HC Deb 07 March 1989 vol 148 cc743-4
6. Mr. Hayes

To ask the Secretary of State for Defence what nuclear weapons the North Atlantic Treaty Organisation has scrapped over the past 10 years.

Mr. Younger

Since 1979 some 2,400 nuclear warheads—or some 35 per cent. of the land-based stockpile—have been unilaterally withdrawn from NATO Europe. In addition, under the INF treaty, some 400 deployed land-based nuclear missiles, together with their warheads, will be withdrawn from Europe by the Alliance by June 1991.

Mr. Hayes

Does my right hon. Friend agree that during the last 10 years NATO, rather than the Warsaw pact, has taken nearly all the arms control initiatives? Will he warn some of his wobbly colleagues in the Alliance that when the Soviet Union finally lifts the seventh veil of its arms control striptease something rather nasty may be revealed?

Mr. Younger

I appreciate what my hon. Friend has said. I agree entirely that, in performance, there is simply no contest between NATO, which has managed to reduce its weapons systems while maintaining its security, and the Soviet Union, which until recently has done absolutely nothing in that regard. As to the future, we should be very wise to continue our successful policy of maintaining strong defences and forcing the Soviet Union to the negotiating table. After all, that policy is working.

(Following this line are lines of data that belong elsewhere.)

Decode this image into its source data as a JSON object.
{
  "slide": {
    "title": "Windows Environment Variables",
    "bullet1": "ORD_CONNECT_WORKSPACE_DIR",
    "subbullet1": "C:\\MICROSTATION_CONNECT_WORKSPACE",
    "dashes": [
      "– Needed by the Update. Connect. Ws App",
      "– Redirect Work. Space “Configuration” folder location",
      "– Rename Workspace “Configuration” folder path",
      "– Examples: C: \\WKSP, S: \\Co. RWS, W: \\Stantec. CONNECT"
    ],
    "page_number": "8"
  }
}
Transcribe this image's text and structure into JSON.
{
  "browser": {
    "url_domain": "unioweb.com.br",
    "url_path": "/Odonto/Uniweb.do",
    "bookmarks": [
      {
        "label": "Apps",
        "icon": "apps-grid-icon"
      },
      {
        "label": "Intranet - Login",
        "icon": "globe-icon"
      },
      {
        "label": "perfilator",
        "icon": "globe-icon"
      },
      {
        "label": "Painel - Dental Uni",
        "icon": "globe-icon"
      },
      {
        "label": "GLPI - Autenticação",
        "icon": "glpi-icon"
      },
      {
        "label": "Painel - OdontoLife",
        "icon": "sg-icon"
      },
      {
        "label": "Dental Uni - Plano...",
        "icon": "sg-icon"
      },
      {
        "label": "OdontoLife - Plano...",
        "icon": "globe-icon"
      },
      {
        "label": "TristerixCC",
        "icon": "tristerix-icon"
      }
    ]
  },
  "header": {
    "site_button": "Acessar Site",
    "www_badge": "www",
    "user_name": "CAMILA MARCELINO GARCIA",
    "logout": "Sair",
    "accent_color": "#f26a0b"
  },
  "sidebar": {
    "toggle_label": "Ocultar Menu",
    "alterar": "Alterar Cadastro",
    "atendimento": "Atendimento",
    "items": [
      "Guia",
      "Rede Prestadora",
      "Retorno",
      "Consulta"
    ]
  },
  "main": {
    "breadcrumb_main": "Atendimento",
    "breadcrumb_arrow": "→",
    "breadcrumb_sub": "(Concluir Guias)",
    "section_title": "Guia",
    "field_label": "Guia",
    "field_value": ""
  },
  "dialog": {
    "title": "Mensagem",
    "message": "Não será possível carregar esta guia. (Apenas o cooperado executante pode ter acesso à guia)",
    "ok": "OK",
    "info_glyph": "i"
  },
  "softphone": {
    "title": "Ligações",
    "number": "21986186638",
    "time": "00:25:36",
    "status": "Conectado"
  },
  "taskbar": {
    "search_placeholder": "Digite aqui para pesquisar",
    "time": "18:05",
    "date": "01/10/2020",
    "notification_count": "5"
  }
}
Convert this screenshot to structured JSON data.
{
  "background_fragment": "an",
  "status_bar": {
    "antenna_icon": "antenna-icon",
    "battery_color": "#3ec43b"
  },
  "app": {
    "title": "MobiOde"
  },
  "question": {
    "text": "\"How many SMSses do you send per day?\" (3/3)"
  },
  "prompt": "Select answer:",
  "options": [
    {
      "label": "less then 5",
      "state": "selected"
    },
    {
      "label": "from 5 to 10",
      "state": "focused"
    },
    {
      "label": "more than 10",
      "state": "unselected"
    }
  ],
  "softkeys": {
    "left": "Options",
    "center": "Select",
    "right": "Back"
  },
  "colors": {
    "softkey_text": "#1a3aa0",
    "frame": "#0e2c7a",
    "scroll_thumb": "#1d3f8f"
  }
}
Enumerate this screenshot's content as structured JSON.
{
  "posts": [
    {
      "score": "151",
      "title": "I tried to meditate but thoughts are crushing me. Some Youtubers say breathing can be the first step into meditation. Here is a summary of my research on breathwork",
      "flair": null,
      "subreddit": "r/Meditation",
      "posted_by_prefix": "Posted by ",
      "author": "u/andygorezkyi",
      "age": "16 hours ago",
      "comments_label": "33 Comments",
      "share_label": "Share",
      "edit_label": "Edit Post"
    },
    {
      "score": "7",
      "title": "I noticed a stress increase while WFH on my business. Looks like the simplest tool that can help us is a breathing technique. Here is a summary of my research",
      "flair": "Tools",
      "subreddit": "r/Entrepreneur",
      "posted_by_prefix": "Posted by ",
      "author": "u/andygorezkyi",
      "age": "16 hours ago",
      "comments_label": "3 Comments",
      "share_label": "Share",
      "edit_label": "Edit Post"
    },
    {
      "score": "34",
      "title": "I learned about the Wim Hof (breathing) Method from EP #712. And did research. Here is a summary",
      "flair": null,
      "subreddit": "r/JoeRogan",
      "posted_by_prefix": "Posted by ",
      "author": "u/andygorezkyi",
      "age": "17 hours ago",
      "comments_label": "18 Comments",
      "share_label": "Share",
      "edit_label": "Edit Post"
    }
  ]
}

Mr. Douglas

Will the Secretary of State, instead of looking back over the past 10 years—though it is natural that he should do so—try to look to the next five to 10 years and give us some insight into his views on the START negotiations? At this juncture the Soviet Union and the United States have both made gestures towards building down to 50 per cent. What meaningful contribution are the Government making to that process by proceeding to develop four Trident boats, all armed with D5s?

Mr. Younger

The START negotiations, on the whole, have been fairly encouraging, and we are fairly confident that, before very long, there will be agreement on a 50 per cent. reduction in the super-powers' strategic systems. That is very remarkable progress. So far as the British deterrent is concerned, everyone involved in negotiations—not least Mr. Gorbachev himself—has made it clear that it is not expected that the British deterrent or, for that matter, the French deterrent, will be included at the current stage. We have always made it clear that if, in the future, there is a major change in the line-up of the super-powers, if there is a 50 per cent. START reduction, if the conventional imbalances can be substantially reduced, and if there is a world ban on chemical weapons, we shall be prepared to see whether we can make a further contribution in respect of our deterrent.

Mr. Barry Field

Does my right hon. Friend agree that the promotion of Lt. General Gromov to his new key position means that, for the first time, NATO troops will face battle-hardened Soviet troops? Does not this make it even more important that NATO should keep its nuclear deterrent—particularly its short-range weapons—intact and modernised?

Mr. Younger

I have no doubt that those factors should all be taken into account. Undoubtedly, the ability of NATO to defend itself is a key factor in persuading all concerned to negotiate a reduction in weapons.